Stored items:
==========
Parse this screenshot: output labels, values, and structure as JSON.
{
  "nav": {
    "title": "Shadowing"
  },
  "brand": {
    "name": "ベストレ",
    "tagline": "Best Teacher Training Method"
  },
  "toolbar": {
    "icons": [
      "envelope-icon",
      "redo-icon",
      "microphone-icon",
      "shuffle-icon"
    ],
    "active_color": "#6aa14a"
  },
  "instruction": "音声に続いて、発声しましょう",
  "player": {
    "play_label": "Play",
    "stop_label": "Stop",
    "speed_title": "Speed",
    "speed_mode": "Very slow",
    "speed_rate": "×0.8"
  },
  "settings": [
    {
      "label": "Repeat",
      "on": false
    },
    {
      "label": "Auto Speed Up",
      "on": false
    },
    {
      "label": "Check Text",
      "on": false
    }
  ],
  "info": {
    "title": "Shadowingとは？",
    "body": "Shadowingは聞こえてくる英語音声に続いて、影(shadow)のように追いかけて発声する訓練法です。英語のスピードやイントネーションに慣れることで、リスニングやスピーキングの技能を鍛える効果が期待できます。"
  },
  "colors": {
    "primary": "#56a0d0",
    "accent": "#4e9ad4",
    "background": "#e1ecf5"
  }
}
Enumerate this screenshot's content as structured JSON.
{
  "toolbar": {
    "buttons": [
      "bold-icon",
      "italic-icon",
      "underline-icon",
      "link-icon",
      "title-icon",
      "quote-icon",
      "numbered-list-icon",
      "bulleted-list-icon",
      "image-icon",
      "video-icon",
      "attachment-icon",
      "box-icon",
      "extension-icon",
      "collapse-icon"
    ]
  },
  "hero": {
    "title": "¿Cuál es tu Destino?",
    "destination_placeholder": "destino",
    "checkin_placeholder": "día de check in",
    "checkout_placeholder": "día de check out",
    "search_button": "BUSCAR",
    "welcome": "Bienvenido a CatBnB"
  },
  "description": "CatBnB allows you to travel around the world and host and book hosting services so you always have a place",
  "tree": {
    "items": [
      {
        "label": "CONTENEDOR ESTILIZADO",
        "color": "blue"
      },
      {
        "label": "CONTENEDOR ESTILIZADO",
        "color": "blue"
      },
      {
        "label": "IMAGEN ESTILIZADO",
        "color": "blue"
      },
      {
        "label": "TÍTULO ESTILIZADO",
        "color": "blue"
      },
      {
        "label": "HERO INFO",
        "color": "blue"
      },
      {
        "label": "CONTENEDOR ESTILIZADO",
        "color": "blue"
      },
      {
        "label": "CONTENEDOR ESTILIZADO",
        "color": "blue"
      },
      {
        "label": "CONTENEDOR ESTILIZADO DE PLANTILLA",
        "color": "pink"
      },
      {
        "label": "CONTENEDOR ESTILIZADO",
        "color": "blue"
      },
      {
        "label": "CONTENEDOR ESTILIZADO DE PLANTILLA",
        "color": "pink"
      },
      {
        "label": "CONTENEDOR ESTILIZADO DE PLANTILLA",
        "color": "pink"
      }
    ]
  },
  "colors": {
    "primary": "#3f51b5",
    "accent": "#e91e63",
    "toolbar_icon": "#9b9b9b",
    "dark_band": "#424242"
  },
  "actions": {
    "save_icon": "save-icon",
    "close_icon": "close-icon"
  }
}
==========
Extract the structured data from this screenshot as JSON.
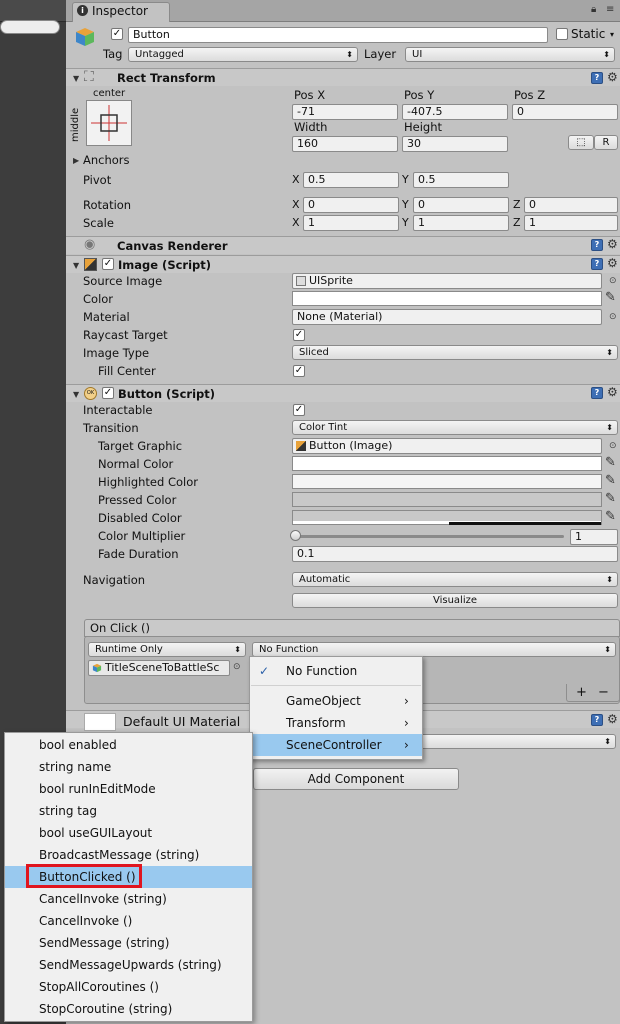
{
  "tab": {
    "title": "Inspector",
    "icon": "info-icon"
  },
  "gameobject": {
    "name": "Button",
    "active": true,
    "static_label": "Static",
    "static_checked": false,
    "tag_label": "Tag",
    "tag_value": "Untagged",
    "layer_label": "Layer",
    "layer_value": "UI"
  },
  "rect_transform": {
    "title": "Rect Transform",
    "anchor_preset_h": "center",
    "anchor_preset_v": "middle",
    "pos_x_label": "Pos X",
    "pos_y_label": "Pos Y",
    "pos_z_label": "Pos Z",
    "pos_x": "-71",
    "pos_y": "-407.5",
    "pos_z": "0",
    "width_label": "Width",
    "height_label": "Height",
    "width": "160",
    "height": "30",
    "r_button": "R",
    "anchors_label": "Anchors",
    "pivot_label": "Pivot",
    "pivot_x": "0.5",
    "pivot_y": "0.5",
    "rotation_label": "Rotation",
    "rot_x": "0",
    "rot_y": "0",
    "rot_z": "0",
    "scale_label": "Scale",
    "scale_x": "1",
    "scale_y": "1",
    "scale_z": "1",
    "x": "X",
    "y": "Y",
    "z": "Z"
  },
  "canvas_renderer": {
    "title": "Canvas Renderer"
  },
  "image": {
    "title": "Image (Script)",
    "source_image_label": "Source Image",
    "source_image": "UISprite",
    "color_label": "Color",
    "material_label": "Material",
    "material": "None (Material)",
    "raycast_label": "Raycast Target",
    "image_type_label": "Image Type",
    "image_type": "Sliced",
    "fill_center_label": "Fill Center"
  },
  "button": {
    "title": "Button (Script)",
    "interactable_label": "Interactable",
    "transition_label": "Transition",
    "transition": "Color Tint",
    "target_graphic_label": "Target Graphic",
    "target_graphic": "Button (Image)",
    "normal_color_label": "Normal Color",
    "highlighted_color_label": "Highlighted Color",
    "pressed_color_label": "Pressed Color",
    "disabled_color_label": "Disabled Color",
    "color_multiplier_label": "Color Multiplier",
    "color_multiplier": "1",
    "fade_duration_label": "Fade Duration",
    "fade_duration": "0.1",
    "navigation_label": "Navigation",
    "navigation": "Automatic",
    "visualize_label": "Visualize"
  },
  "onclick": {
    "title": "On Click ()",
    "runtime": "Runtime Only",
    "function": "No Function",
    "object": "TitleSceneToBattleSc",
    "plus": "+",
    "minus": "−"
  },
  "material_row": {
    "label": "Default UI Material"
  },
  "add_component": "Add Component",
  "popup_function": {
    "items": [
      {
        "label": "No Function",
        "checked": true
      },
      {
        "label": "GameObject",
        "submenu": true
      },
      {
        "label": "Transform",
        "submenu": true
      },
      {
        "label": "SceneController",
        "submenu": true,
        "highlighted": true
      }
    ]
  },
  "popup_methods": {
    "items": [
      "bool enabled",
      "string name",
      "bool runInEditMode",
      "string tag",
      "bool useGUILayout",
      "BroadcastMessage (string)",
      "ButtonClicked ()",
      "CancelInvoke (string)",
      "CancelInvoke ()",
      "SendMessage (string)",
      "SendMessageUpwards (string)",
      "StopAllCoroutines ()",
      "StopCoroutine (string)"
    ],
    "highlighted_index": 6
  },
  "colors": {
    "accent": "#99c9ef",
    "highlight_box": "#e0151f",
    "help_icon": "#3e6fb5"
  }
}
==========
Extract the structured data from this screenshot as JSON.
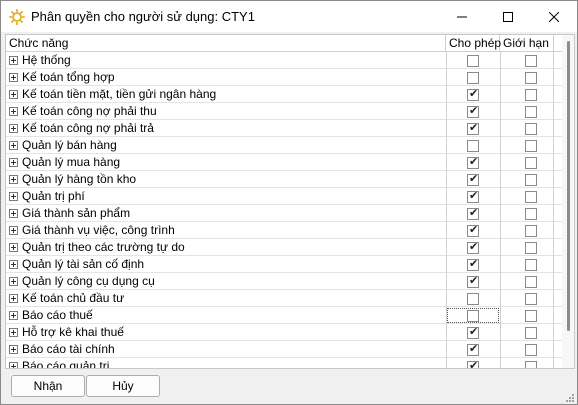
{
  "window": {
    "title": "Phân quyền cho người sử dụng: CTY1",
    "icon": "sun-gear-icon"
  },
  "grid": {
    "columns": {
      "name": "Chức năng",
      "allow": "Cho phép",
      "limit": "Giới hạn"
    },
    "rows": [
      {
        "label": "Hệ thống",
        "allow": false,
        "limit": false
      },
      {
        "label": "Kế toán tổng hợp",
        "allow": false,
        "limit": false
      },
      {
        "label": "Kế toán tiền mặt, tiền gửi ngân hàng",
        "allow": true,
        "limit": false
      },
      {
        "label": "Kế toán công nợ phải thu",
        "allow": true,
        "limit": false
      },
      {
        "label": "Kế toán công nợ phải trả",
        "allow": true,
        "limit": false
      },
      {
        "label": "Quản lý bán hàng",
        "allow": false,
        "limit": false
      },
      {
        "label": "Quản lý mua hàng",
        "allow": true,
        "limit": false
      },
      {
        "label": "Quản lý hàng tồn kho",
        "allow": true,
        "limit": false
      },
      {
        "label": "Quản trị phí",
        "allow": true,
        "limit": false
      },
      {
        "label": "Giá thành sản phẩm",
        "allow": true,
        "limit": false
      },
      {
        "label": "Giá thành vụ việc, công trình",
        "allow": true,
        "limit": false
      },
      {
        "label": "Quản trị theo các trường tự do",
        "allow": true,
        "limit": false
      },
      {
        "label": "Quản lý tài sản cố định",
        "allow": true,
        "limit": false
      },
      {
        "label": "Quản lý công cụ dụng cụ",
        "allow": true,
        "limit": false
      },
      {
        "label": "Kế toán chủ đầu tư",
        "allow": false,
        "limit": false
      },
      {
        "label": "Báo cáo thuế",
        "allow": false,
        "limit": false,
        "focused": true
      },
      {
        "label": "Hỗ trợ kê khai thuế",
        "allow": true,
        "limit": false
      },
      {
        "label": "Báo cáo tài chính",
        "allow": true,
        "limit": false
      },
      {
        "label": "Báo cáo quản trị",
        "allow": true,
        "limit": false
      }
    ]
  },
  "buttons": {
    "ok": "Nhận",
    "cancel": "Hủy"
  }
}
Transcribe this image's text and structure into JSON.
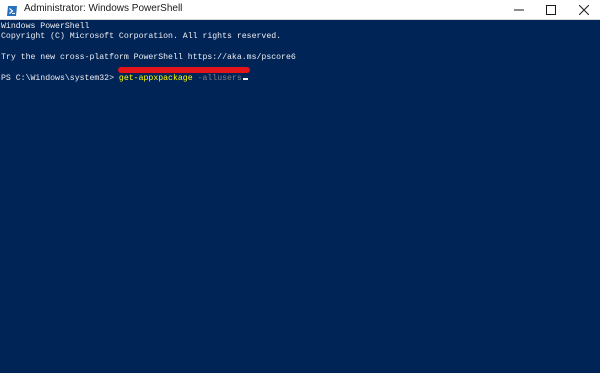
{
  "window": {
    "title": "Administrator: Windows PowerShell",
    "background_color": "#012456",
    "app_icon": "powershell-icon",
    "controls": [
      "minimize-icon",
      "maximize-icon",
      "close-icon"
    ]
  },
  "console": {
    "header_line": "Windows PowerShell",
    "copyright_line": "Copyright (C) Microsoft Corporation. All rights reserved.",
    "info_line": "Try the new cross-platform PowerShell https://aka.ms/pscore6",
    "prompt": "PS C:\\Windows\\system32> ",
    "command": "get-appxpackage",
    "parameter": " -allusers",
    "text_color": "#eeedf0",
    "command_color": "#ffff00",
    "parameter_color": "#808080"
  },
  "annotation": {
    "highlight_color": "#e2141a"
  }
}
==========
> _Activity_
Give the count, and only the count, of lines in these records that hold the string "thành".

> _Exercise output_
2